In this issue of CRM, de la Torre Hernandez et al. present data from a propensity-matched, controlled study to examine the safety and efficacy of the ihtDEStiny BD stent and delivery system compared to established everolimus and zotarolimus, biodurable polymer DES [ ].
The ihtDEStiny stent and its delivery system represent a novel approach that attempts to improve upon conventional second- and third-generation drug-eluting stents (DES). One of the potential improvements relates to the concept of a thinner strut. In this case, the struts of the ihtDEStiny stent are 74 μm compared to 91 and 93 μm for the comparator everolimus and zotarolimus stents, respectively. More on that later. In addition, the DEStiny stent, similar to the Synergy stent, only delivers the drug to the abluminal surface, without drug coating on the luminal side of the stent. This has the theoretical benefit of accelerating endothelial cell regrowth and early healing that could, theoretically, improve upon stent thrombosis and/or restenosis outcomes. Next, they use a polytetrafluoroethylene (PTFE) bioabsorbable coating on the abluminal surface of the stent to deliver sirolimus such that one might, theoretically, reduce the long-term “inflammatory” effects of a biodurable polymer. Finally, they use drug elution from the abluminal side of the balloon delivery system (drug-eluting balloon [DEB] delivery + stent) to further enhance the “uniformity” of drug delivery to the abluminal surface. In sum, the designers have created a novel product that theoretically should overcome some of the potential limitations, or perceived limitations, of existing DES, which should lead to better outcomes. But, as they say, “the best laid plans of mice and men …”

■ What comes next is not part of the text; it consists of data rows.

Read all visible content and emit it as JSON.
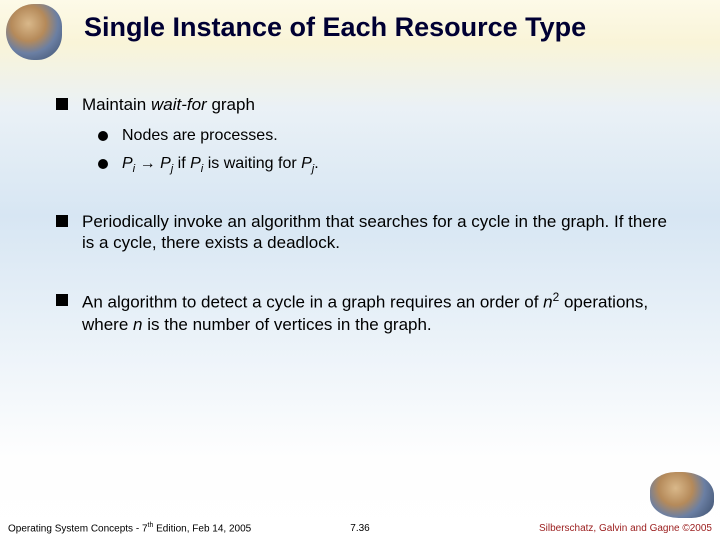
{
  "title": "Single Instance of Each Resource Type",
  "bullets": {
    "b1": {
      "pre": "Maintain ",
      "em": "wait-for",
      "post": " graph"
    },
    "b1a": "Nodes are processes.",
    "b1b": {
      "pi": "P",
      "i": "i",
      "arrow": " → ",
      "pj": "P",
      "j": "j",
      "mid": "  if ",
      "pi2": "P",
      "i2": "i",
      "mid2": " is waiting for ",
      "pj2": "P",
      "j2": "j",
      "end": "."
    },
    "b2": "Periodically invoke an algorithm that searches for a cycle in the graph. If there is a cycle, there exists a deadlock.",
    "b3": {
      "pre": "An algorithm to detect a cycle in a graph requires an order of ",
      "n": "n",
      "sup": "2",
      "mid": " operations, where ",
      "n2": "n",
      "post": " is the number of vertices in the graph."
    }
  },
  "footer": {
    "left_pre": "Operating System Concepts - 7",
    "left_sup": "th",
    "left_post": " Edition, Feb 14, 2005",
    "center": "7.36",
    "right_pre": "Silberschatz, Galvin and Gagne ",
    "right_copy": "©",
    "right_year": "2005"
  }
}
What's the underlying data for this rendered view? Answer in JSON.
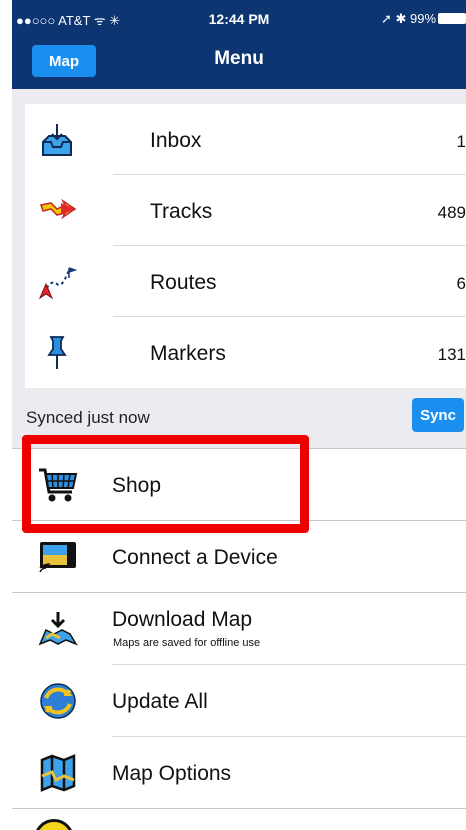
{
  "status_bar": {
    "carrier": "●●○○○ AT&T ᯤ ✳",
    "time": "12:44 PM",
    "right": "➚ ✱ 99%"
  },
  "header": {
    "map_button": "Map",
    "title": "Menu"
  },
  "card": {
    "items": [
      {
        "label": "Inbox",
        "count": "1",
        "icon": "inbox-icon"
      },
      {
        "label": "Tracks",
        "count": "489",
        "icon": "track-arrow-icon"
      },
      {
        "label": "Routes",
        "count": "6",
        "icon": "route-icon"
      },
      {
        "label": "Markers",
        "count": "131",
        "icon": "pushpin-icon"
      }
    ]
  },
  "sync": {
    "status": "Synced just now",
    "button": "Sync"
  },
  "list": {
    "items": [
      {
        "label": "Shop",
        "icon": "shopping-cart-icon"
      },
      {
        "label": "Connect a Device",
        "icon": "gps-device-icon"
      },
      {
        "label": "Download Map",
        "subtitle": "Maps are saved for offline use",
        "icon": "download-map-icon"
      },
      {
        "label": "Update All",
        "icon": "update-globe-icon"
      },
      {
        "label": "Map Options",
        "icon": "folded-map-icon"
      }
    ]
  },
  "colors": {
    "header_bg": "#0d3572",
    "accent_blue": "#1b8ff0",
    "highlight_red": "#ee0000"
  }
}
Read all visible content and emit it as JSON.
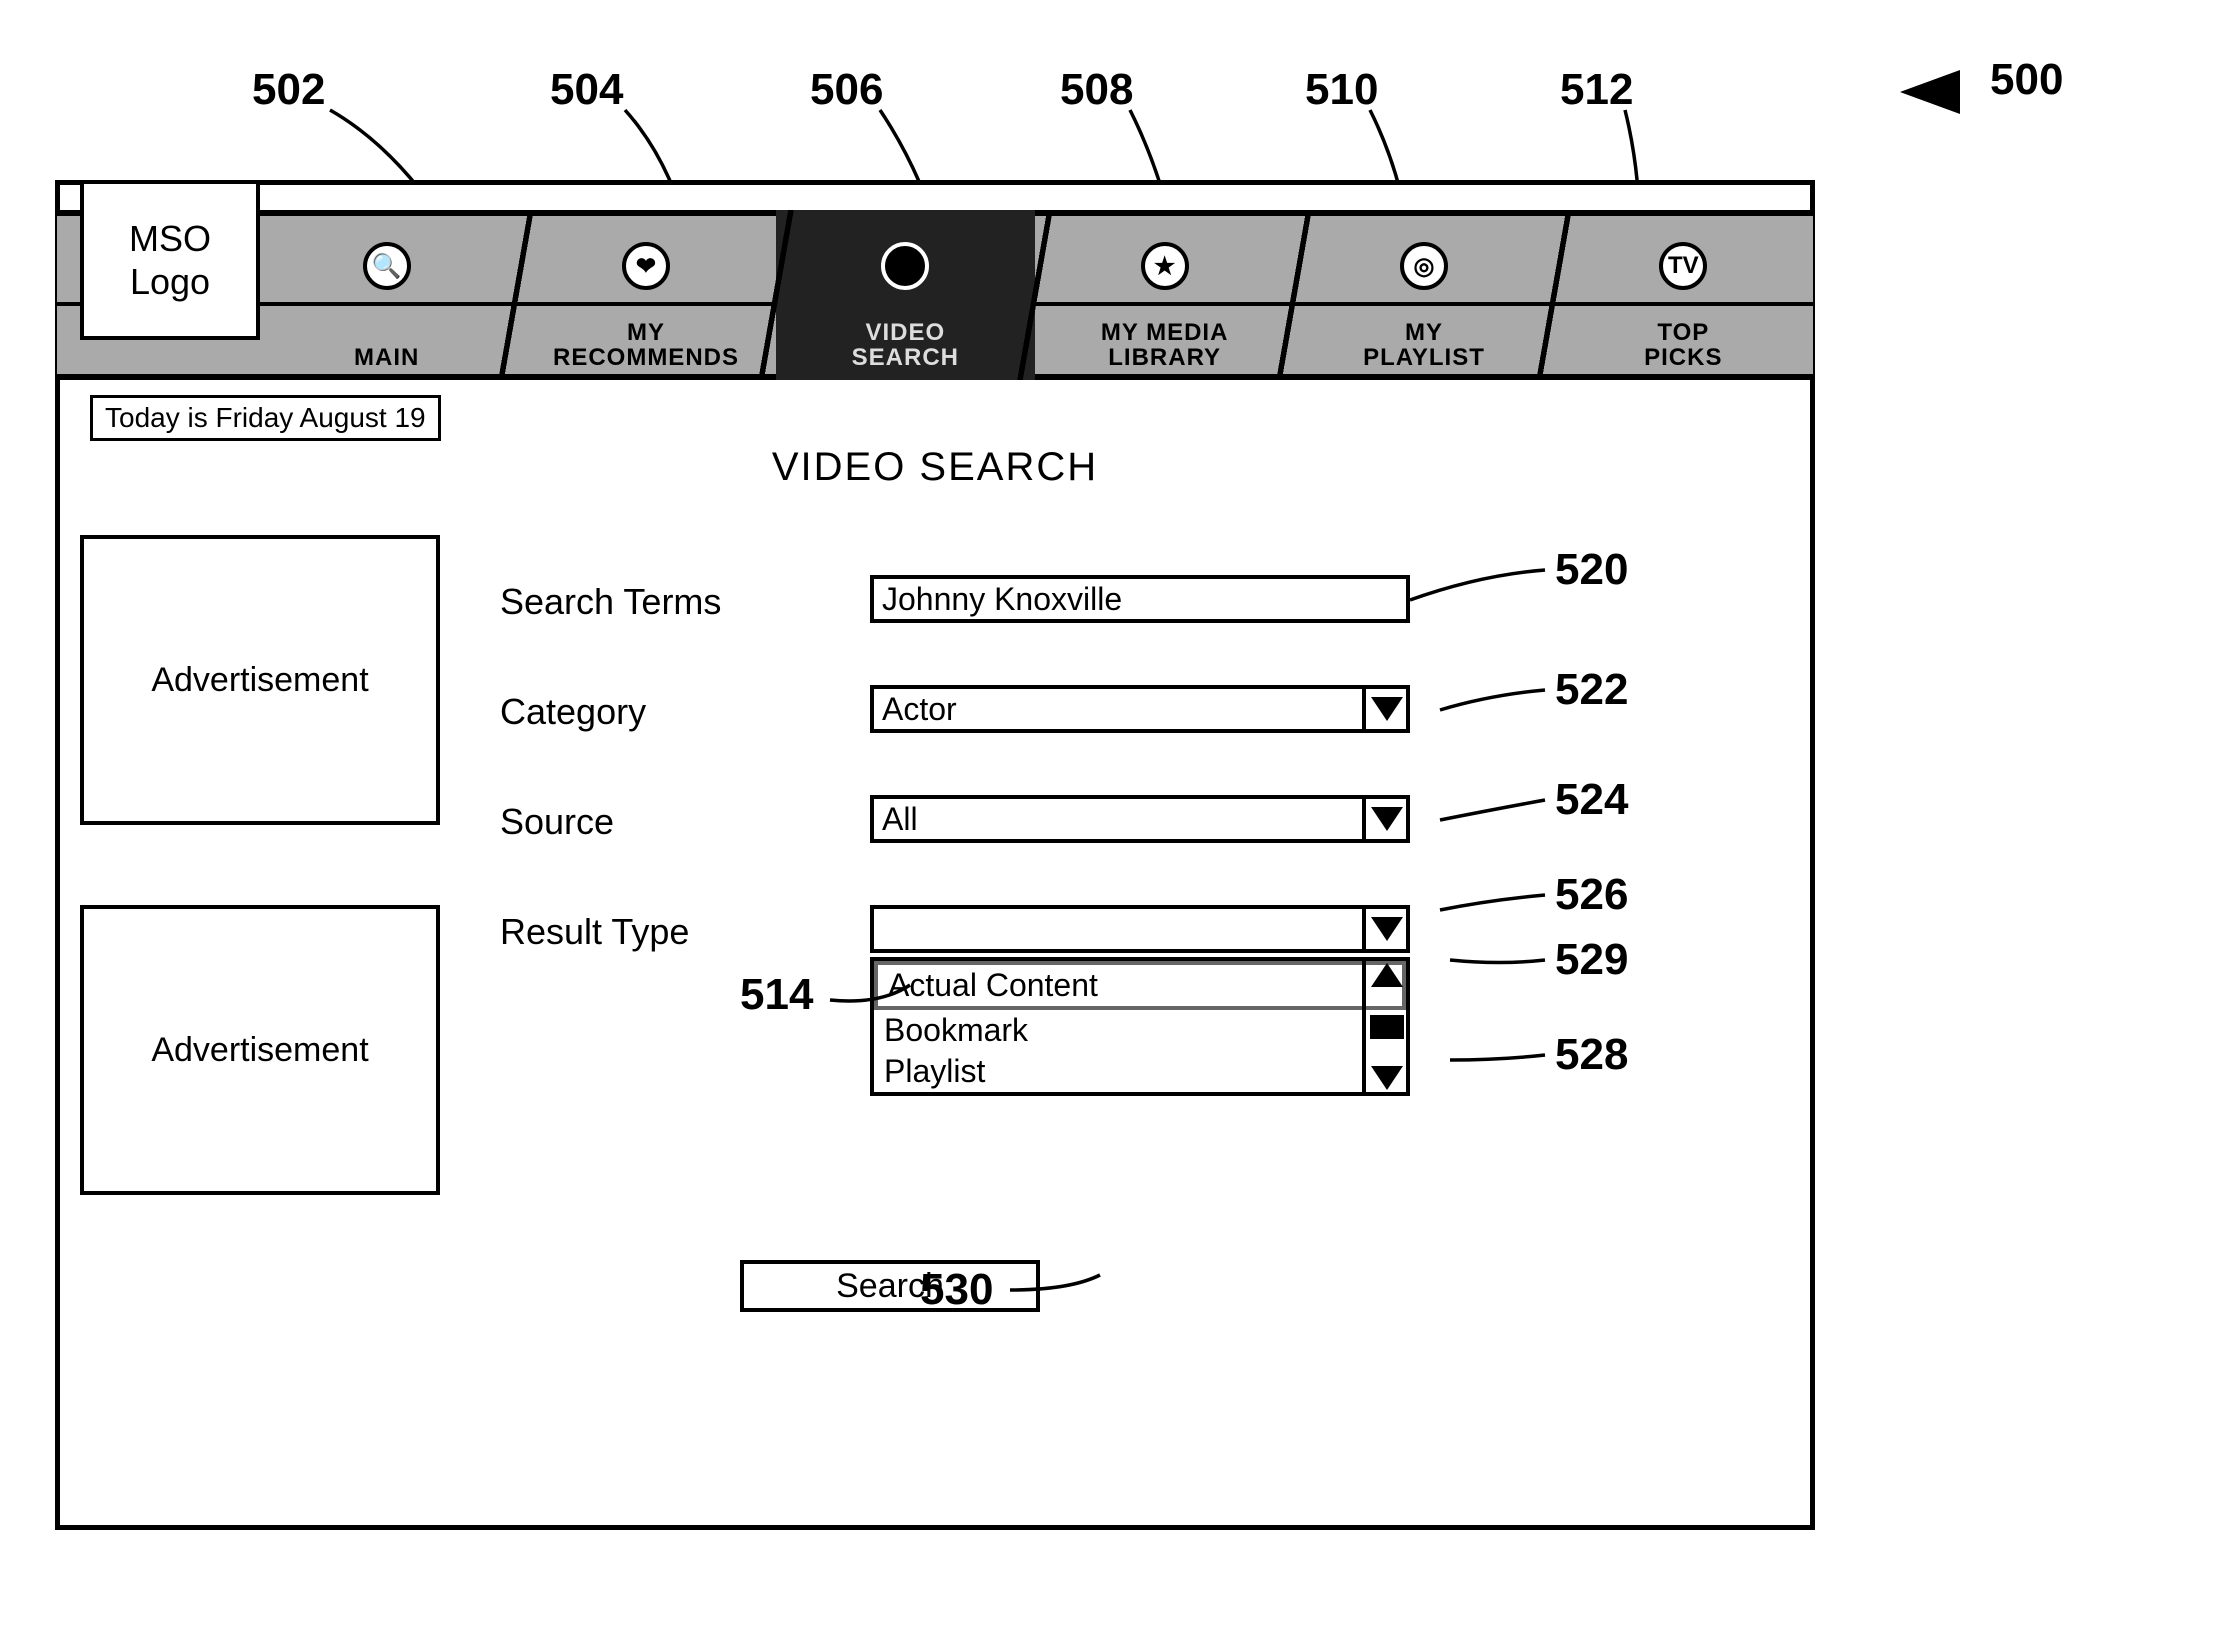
{
  "logo_text": "MSO\nLogo",
  "date_text": "Today is Friday August 19",
  "page_title": "VIDEO SEARCH",
  "nav": [
    {
      "label": "MAIN",
      "icon": "🔍",
      "active": false
    },
    {
      "label": "MY\nRECOMMENDS",
      "icon": "❤",
      "active": false
    },
    {
      "label": "VIDEO\nSEARCH",
      "icon": "●",
      "active": true
    },
    {
      "label": "MY MEDIA\nLIBRARY",
      "icon": "★",
      "active": false
    },
    {
      "label": "MY\nPLAYLIST",
      "icon": "◎",
      "active": false
    },
    {
      "label": "TOP\nPICKS",
      "icon": "TV",
      "active": false
    }
  ],
  "ads": {
    "slot1": "Advertisement",
    "slot2": "Advertisement"
  },
  "form": {
    "search_terms": {
      "label": "Search Terms",
      "value": "Johnny Knoxville"
    },
    "category": {
      "label": "Category",
      "value": "Actor"
    },
    "source": {
      "label": "Source",
      "value": "All"
    },
    "result_type": {
      "label": "Result Type",
      "value": "",
      "options": [
        "Actual Content",
        "Bookmark",
        "Playlist"
      ],
      "selected_index": 0
    },
    "search_button": "Search"
  },
  "refs": {
    "r500": "500",
    "r502": "502",
    "r504": "504",
    "r506": "506",
    "r508": "508",
    "r510": "510",
    "r512": "512",
    "r514": "514",
    "r520": "520",
    "r522": "522",
    "r524": "524",
    "r526": "526",
    "r528": "528",
    "r529": "529",
    "r530": "530"
  }
}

Cardiovascular Revascularization Medicine, 2021-10-01, Volume 31, Pages 7-9
Read the full article on Science Direct: https://www.clinicalkey.com/#!/content/playContent/1-s2.0-S1553838921005029?returnurl=null&referrer=null